Without the pictures, set down every line of the data exactly.

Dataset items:
[Start of Attachment]
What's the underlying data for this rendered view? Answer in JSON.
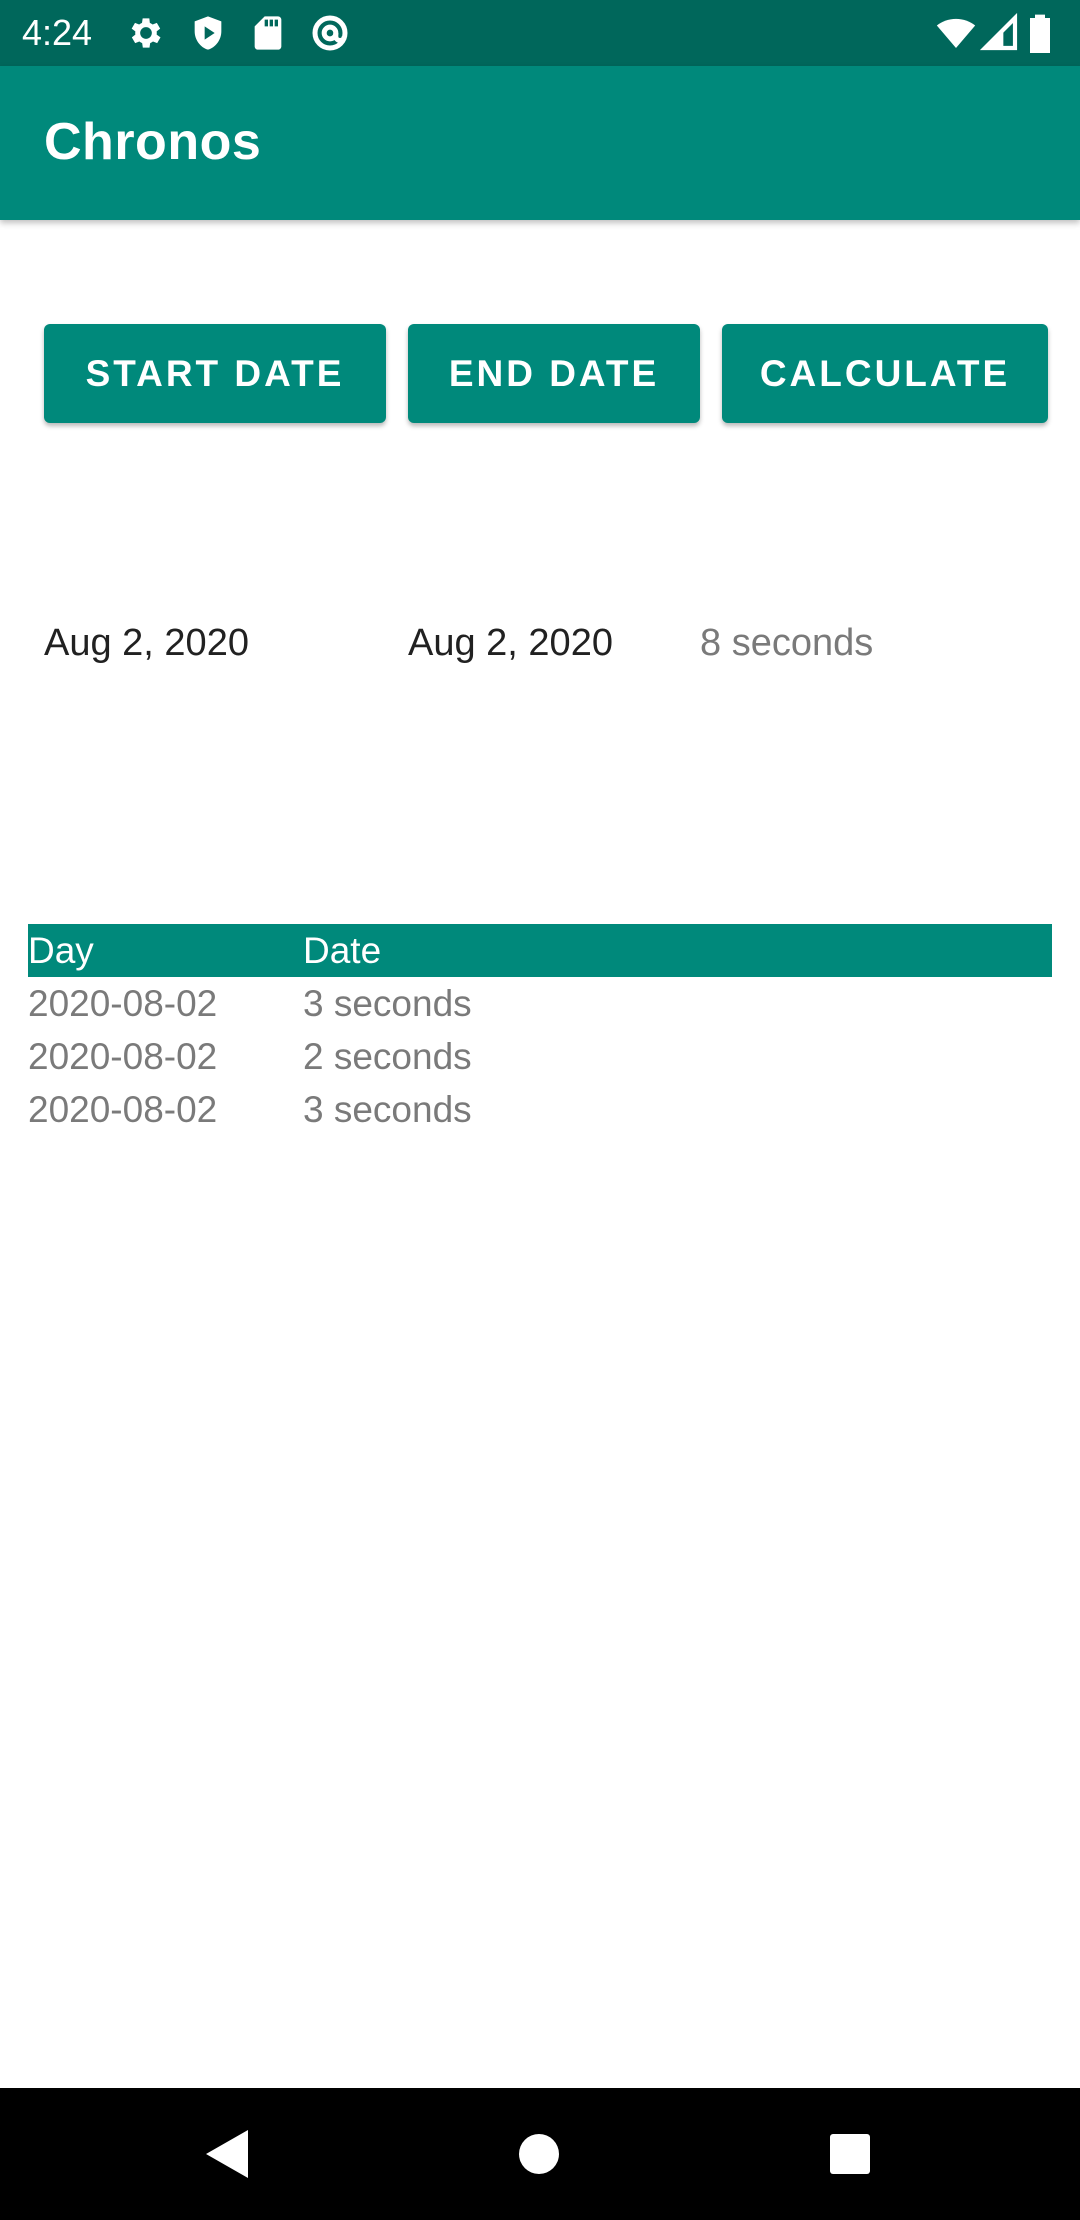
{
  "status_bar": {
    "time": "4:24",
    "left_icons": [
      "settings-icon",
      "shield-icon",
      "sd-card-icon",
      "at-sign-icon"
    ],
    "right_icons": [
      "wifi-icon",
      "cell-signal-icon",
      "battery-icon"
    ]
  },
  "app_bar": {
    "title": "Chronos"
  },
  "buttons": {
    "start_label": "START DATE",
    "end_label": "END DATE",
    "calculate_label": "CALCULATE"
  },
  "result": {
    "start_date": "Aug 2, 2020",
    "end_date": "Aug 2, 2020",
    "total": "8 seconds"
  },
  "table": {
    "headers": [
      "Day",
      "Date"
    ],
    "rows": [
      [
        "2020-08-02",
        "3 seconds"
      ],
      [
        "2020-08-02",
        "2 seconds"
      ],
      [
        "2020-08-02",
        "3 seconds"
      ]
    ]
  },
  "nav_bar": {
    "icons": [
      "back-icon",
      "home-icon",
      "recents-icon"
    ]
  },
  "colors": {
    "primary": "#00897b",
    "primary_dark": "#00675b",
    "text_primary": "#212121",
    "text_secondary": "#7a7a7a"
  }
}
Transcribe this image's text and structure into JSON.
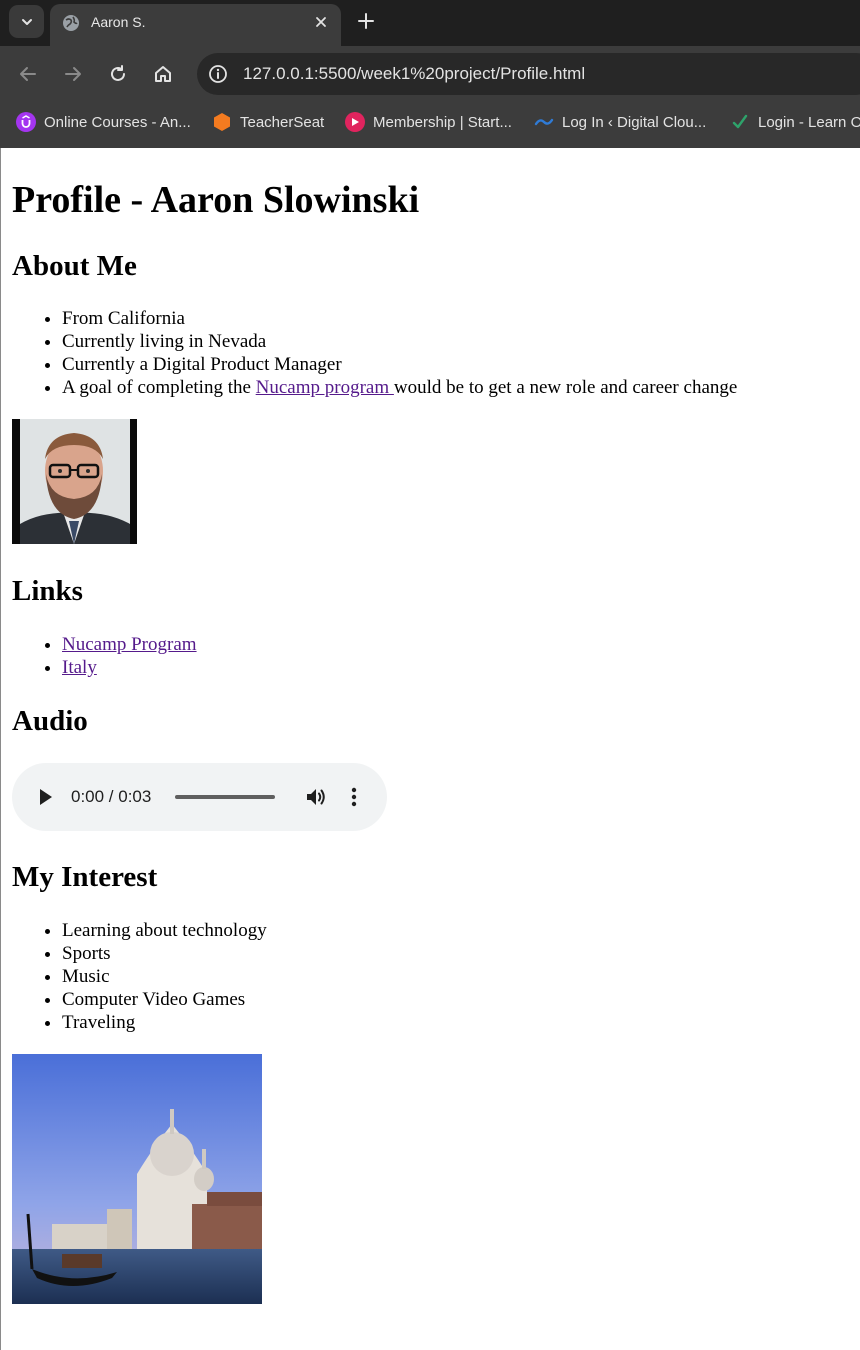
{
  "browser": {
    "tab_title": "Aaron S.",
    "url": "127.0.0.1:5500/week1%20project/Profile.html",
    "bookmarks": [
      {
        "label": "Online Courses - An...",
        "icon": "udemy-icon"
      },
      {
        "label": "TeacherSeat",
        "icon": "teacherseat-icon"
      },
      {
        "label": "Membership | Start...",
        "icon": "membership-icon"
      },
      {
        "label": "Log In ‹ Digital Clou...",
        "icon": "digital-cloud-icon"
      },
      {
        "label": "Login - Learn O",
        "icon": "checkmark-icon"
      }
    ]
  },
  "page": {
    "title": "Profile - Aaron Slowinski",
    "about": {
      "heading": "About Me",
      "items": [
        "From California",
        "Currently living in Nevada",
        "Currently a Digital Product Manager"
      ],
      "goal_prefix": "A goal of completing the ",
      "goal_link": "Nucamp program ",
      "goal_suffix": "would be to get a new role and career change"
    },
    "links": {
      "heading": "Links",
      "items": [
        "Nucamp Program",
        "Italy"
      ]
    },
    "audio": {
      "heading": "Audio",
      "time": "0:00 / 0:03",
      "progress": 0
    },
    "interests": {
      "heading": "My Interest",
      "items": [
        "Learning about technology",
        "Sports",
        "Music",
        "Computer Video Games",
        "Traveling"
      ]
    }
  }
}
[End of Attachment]
:: Written reply ::
What's the underlying data for this rendered view? Answer in JSON.
{
  "status_bar": {
    "time": "4:24",
    "left_icons": [
      "settings-icon",
      "shield-icon",
      "sd-card-icon",
      "at-sign-icon"
    ],
    "right_icons": [
      "wifi-icon",
      "cell-signal-icon",
      "battery-icon"
    ]
  },
  "app_bar": {
    "title": "Chronos"
  },
  "buttons": {
    "start_label": "START DATE",
    "end_label": "END DATE",
    "calculate_label": "CALCULATE"
  },
  "result": {
    "start_date": "Aug 2, 2020",
    "end_date": "Aug 2, 2020",
    "total": "8 seconds"
  },
  "table": {
    "headers": [
      "Day",
      "Date"
    ],
    "rows": [
      [
        "2020-08-02",
        "3 seconds"
      ],
      [
        "2020-08-02",
        "2 seconds"
      ],
      [
        "2020-08-02",
        "3 seconds"
      ]
    ]
  },
  "nav_bar": {
    "icons": [
      "back-icon",
      "home-icon",
      "recents-icon"
    ]
  },
  "colors": {
    "primary": "#00897b",
    "primary_dark": "#00675b",
    "text_primary": "#212121",
    "text_secondary": "#7a7a7a"
  }
}
Transcribe this image's text and structure into JSON.
{
  "browser": {
    "tab_title": "Aaron S.",
    "url": "127.0.0.1:5500/week1%20project/Profile.html",
    "bookmarks": [
      {
        "label": "Online Courses - An...",
        "icon": "udemy-icon"
      },
      {
        "label": "TeacherSeat",
        "icon": "teacherseat-icon"
      },
      {
        "label": "Membership | Start...",
        "icon": "membership-icon"
      },
      {
        "label": "Log In ‹ Digital Clou...",
        "icon": "digital-cloud-icon"
      },
      {
        "label": "Login - Learn O",
        "icon": "checkmark-icon"
      }
    ]
  },
  "page": {
    "title": "Profile - Aaron Slowinski",
    "about": {
      "heading": "About Me",
      "items": [
        "From California",
        "Currently living in Nevada",
        "Currently a Digital Product Manager"
      ],
      "goal_prefix": "A goal of completing the ",
      "goal_link": "Nucamp program ",
      "goal_suffix": "would be to get a new role and career change"
    },
    "links": {
      "heading": "Links",
      "items": [
        "Nucamp Program",
        "Italy"
      ]
    },
    "audio": {
      "heading": "Audio",
      "time": "0:00 / 0:03",
      "progress": 0
    },
    "interests": {
      "heading": "My Interest",
      "items": [
        "Learning about technology",
        "Sports",
        "Music",
        "Computer Video Games",
        "Traveling"
      ]
    }
  }
}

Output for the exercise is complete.